Multifunctional devices for optogenetic stimulation and neural recording may offer benefits to the basic study of the nervous system. Since optogenetic experiments rely on viral delivery of opsin genes and require visible light, an invasive two-step surgery is inevitable. As the majority of optogenetic studies still rely on commercially available silica fibers outfitted with metallic or semiconducting electrodes, the modulus mismatch between these devices and the brain tissue lead to profound foreign-body response posing a barrier to long-term opto-electrophysiology. Consequently, there remains a need for flexible and multifunctional neural probes that seamlessly combine viral delivery with optogenetic stimulation and electrophysiological recording in freely moving rodents.

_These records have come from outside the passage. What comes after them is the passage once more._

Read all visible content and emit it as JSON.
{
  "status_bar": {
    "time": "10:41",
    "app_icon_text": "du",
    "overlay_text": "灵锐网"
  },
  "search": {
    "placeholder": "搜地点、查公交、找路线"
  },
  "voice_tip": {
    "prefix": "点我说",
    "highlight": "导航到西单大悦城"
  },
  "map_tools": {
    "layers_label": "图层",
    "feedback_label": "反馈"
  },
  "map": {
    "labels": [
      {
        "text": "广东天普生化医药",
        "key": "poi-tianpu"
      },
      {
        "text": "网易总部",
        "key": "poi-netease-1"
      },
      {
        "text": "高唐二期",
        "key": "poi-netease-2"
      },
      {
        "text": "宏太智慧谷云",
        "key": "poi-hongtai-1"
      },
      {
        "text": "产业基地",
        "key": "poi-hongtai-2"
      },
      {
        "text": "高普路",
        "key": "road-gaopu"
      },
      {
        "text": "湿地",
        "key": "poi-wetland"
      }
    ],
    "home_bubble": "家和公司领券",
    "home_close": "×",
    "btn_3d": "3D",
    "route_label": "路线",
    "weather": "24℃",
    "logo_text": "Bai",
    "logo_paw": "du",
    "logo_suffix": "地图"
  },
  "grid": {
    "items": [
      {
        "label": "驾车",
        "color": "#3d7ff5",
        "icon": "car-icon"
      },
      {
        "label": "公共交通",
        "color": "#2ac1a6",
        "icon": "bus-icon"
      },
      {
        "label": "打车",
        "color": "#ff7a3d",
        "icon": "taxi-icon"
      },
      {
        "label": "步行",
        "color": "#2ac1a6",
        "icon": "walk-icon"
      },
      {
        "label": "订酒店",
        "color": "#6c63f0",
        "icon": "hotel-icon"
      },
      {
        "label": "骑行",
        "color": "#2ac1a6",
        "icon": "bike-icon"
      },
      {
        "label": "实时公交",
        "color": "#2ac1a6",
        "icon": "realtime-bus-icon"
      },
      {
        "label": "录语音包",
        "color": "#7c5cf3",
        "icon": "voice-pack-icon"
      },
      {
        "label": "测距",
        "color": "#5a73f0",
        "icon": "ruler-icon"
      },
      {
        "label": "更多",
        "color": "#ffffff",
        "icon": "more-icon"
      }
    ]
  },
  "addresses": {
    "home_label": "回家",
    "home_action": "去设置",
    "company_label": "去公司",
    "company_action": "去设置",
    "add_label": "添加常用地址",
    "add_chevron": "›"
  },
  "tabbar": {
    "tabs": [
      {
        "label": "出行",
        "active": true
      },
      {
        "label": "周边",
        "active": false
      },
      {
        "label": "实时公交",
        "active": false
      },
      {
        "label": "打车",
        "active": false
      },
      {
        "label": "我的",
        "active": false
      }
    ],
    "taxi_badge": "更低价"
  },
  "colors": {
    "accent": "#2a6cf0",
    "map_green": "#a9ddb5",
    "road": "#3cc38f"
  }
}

Here we introduce an all-polymer probe that integrates an optical waveguide, 6 electrodes, and 2 microfluidic channels. This device produced via a thermal drawing process has a cross sectional diameter of 200 μm (smaller than typical silica fibers used for optical control of rodent behavior), and connectorized with optical, electrical and microfluidic interfaces weighs <0.5g. The choice of materials enabled low-loss optical transmission, and the development of a custom conductive polyethylene (CPE) composite with graphite (5% by weight) yielded electrodes with linear dimensions of 20-30 µm and impedance comparable to that of metallic microwires (100s kΩ) enabling electrophysiological recordings of isolated action potentials with high signal to noise ratio (SNR) during recording process. The probes maintained the optical, electrical, and microfluidic properties even under mechanical deformation.

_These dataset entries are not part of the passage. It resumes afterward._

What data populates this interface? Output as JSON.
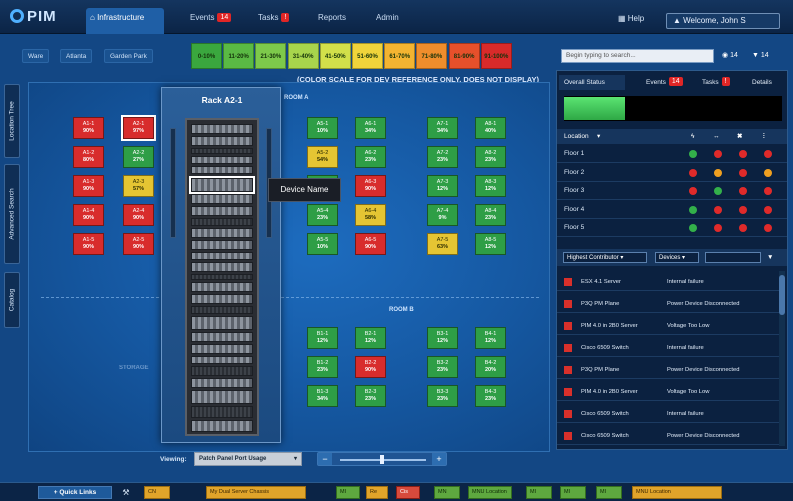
{
  "app": {
    "logo": "PIM"
  },
  "nav": {
    "tabs": [
      {
        "label": "Infrastructure",
        "badge": ""
      },
      {
        "label": "Events",
        "badge": "14"
      },
      {
        "label": "Tasks",
        "badge": "!"
      },
      {
        "label": "Reports",
        "badge": ""
      },
      {
        "label": "Admin",
        "badge": ""
      }
    ],
    "help": "Help",
    "welcome": "Welcome, John S"
  },
  "breadcrumb": [
    "Ware",
    "Atlanta",
    "Garden Park"
  ],
  "color_scale": [
    {
      "label": "0-10%",
      "color": "#3aa73e"
    },
    {
      "label": "11-20%",
      "color": "#5ab944"
    },
    {
      "label": "21-30%",
      "color": "#7dc94b"
    },
    {
      "label": "31-40%",
      "color": "#a8d54c"
    },
    {
      "label": "41-50%",
      "color": "#d2e04a"
    },
    {
      "label": "51-60%",
      "color": "#f0d43b"
    },
    {
      "label": "61-70%",
      "color": "#f3b431"
    },
    {
      "label": "71-80%",
      "color": "#ef8d2c"
    },
    {
      "label": "81-90%",
      "color": "#e6502b"
    },
    {
      "label": "91-100%",
      "color": "#d92a2a"
    }
  ],
  "scale_note": "(COLOR SCALE FOR DEV REFERENCE ONLY, DOES NOT DISPLAY)",
  "search": {
    "placeholder": "Begin typing to search...",
    "count1": "14",
    "count2": "14"
  },
  "left_tabs": [
    "Location Tree",
    "Advanced Search",
    "Catalog"
  ],
  "floor": {
    "room_a_label": "ROOM A",
    "room_b_label": "ROOM B",
    "room_c_label": "STORAGE"
  },
  "racks": [
    {
      "id": "A1-1",
      "pct": "90%",
      "s": "r"
    },
    {
      "id": "A1-2",
      "pct": "80%",
      "s": "r"
    },
    {
      "id": "A1-3",
      "pct": "90%",
      "s": "r"
    },
    {
      "id": "A1-4",
      "pct": "90%",
      "s": "r"
    },
    {
      "id": "A1-5",
      "pct": "90%",
      "s": "r"
    },
    {
      "id": "A2-1",
      "pct": "97%",
      "s": "r"
    },
    {
      "id": "A2-2",
      "pct": "27%",
      "s": "g"
    },
    {
      "id": "A2-3",
      "pct": "57%",
      "s": "y"
    },
    {
      "id": "A2-4",
      "pct": "90%",
      "s": "r"
    },
    {
      "id": "A2-5",
      "pct": "90%",
      "s": "r"
    },
    {
      "id": "A5-1",
      "pct": "10%",
      "s": "g"
    },
    {
      "id": "A5-2",
      "pct": "54%",
      "s": "y"
    },
    {
      "id": "A5-3",
      "pct": "10%",
      "s": "g"
    },
    {
      "id": "A5-4",
      "pct": "23%",
      "s": "g"
    },
    {
      "id": "A5-5",
      "pct": "10%",
      "s": "g"
    },
    {
      "id": "A6-1",
      "pct": "34%",
      "s": "g"
    },
    {
      "id": "A6-2",
      "pct": "23%",
      "s": "g"
    },
    {
      "id": "A6-3",
      "pct": "90%",
      "s": "r"
    },
    {
      "id": "A6-4",
      "pct": "58%",
      "s": "y"
    },
    {
      "id": "A6-5",
      "pct": "90%",
      "s": "r"
    },
    {
      "id": "A7-1",
      "pct": "34%",
      "s": "g"
    },
    {
      "id": "A7-2",
      "pct": "23%",
      "s": "g"
    },
    {
      "id": "A7-3",
      "pct": "12%",
      "s": "g"
    },
    {
      "id": "A7-4",
      "pct": "9%",
      "s": "g"
    },
    {
      "id": "A7-5",
      "pct": "63%",
      "s": "y"
    },
    {
      "id": "A8-1",
      "pct": "40%",
      "s": "g"
    },
    {
      "id": "A8-2",
      "pct": "23%",
      "s": "g"
    },
    {
      "id": "A8-3",
      "pct": "12%",
      "s": "g"
    },
    {
      "id": "A8-4",
      "pct": "23%",
      "s": "g"
    },
    {
      "id": "A8-5",
      "pct": "12%",
      "s": "g"
    },
    {
      "id": "B1-1",
      "pct": "12%",
      "s": "g"
    },
    {
      "id": "B1-2",
      "pct": "23%",
      "s": "g"
    },
    {
      "id": "B1-3",
      "pct": "34%",
      "s": "g"
    },
    {
      "id": "B2-1",
      "pct": "12%",
      "s": "g"
    },
    {
      "id": "B2-2",
      "pct": "90%",
      "s": "r"
    },
    {
      "id": "B2-3",
      "pct": "23%",
      "s": "g"
    },
    {
      "id": "B3-1",
      "pct": "12%",
      "s": "g"
    },
    {
      "id": "B3-2",
      "pct": "23%",
      "s": "g"
    },
    {
      "id": "B3-3",
      "pct": "23%",
      "s": "g"
    },
    {
      "id": "B4-1",
      "pct": "12%",
      "s": "g"
    },
    {
      "id": "B4-2",
      "pct": "20%",
      "s": "g"
    },
    {
      "id": "B4-3",
      "pct": "23%",
      "s": "g"
    }
  ],
  "rack_popup": {
    "title": "Rack A2-1",
    "device_tooltip": "Device Name"
  },
  "viewing": {
    "label": "Viewing:",
    "value": "Patch Panel Port Usage",
    "zoom_minus": "−",
    "zoom_plus": "+"
  },
  "right_panel": {
    "tabs": [
      {
        "label": "Overall Status",
        "badge": ""
      },
      {
        "label": "Events",
        "badge": "14"
      },
      {
        "label": "Tasks",
        "badge": "!"
      },
      {
        "label": "Details",
        "badge": ""
      }
    ],
    "overall_status_pct": 0.28,
    "location_header": "Location",
    "locations": [
      {
        "name": "Floor 1",
        "dots": [
          "g",
          "r",
          "r",
          "r"
        ]
      },
      {
        "name": "Floor 2",
        "dots": [
          "r",
          "o",
          "r",
          "o"
        ]
      },
      {
        "name": "Floor 3",
        "dots": [
          "r",
          "g",
          "r",
          "r"
        ]
      },
      {
        "name": "Floor 4",
        "dots": [
          "g",
          "r",
          "r",
          "r"
        ]
      },
      {
        "name": "Floor 5",
        "dots": [
          "g",
          "r",
          "r",
          "r"
        ]
      }
    ],
    "contributor_header": "Highest Contributor",
    "devices_dropdown": "Devices",
    "alerts": [
      {
        "device": "ESX 4.1 Server",
        "desc": "Internal failure"
      },
      {
        "device": "P3Q PM Plane",
        "desc": "Power Device Disconnected"
      },
      {
        "device": "PIM 4.0 in 2B0 Server",
        "desc": "Voltage Too Low"
      },
      {
        "device": "Cisco 6509 Switch",
        "desc": "Internal failure"
      },
      {
        "device": "P3Q PM Plane",
        "desc": "Power Device Disconnected"
      },
      {
        "device": "PIM 4.0 in 2B0 Server",
        "desc": "Voltage Too Low"
      },
      {
        "device": "Cisco 6509 Switch",
        "desc": "Internal failure"
      },
      {
        "device": "Cisco 6509 Switch",
        "desc": "Power Device Disconnected"
      }
    ]
  },
  "quick_links": {
    "label": "Quick Links",
    "items": [
      {
        "label": "CN",
        "kind": "orange"
      },
      {
        "label": "My Dual Server Chassis",
        "kind": "orange"
      },
      {
        "label": "MI",
        "kind": "green"
      },
      {
        "label": "Re",
        "kind": "orange"
      },
      {
        "label": "Cis",
        "kind": "red"
      },
      {
        "label": "MN",
        "kind": "green"
      },
      {
        "label": "MNU Location",
        "kind": "green"
      },
      {
        "label": "MI",
        "kind": "green"
      },
      {
        "label": "MI",
        "kind": "green"
      },
      {
        "label": "MI",
        "kind": "green"
      },
      {
        "label": "MNU Location",
        "kind": "orange"
      }
    ]
  }
}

The utility of our devices was confirmed by recording the optically-induced neural activity 2 weeks following the delivery of the adeno-associated virus carrying a gene for channelrhodopsin 2 into medial prefrontal cortex (mPFC) of wild type mice. Optical stimulation in the premotor area resulted in increase of locomotor activity consistent with ChR2-facilitated excitation. Multiple implantations were also performed to allow optogenetic studies of projections from the basolateral amygdala to the mPFC or the ventral hippocampus (vHPC). These circuits exhibited distinctly different latencies of optically evoked signals, and furthermore the activity was correlated to the behavioral response. Consistent with prior studies, stimulation of the BLA inputs into the vHPC resulted in a decreased time spent in the center during a standard open field test.

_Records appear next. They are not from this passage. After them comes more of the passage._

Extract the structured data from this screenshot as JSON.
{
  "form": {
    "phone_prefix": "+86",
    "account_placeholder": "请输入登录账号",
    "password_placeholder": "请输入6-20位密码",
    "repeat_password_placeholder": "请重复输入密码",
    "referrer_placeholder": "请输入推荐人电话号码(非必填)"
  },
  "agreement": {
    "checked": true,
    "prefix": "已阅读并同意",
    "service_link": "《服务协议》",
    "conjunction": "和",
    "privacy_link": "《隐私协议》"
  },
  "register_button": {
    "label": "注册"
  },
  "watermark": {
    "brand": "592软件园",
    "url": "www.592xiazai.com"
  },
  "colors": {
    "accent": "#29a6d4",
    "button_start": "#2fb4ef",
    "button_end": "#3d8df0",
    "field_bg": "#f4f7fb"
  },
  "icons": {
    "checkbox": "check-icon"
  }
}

Finally, the flexibility of our probes was manifested in their enhanced biocompatibility as corroborated by reduced glial response and blood-brain barrier breach following up to 90 days of implantation. As our device allowed for minimally-invasive optogenetics in freely moving mice with a one-step surgery, we anticipate its future applications in systems neuroscience studies.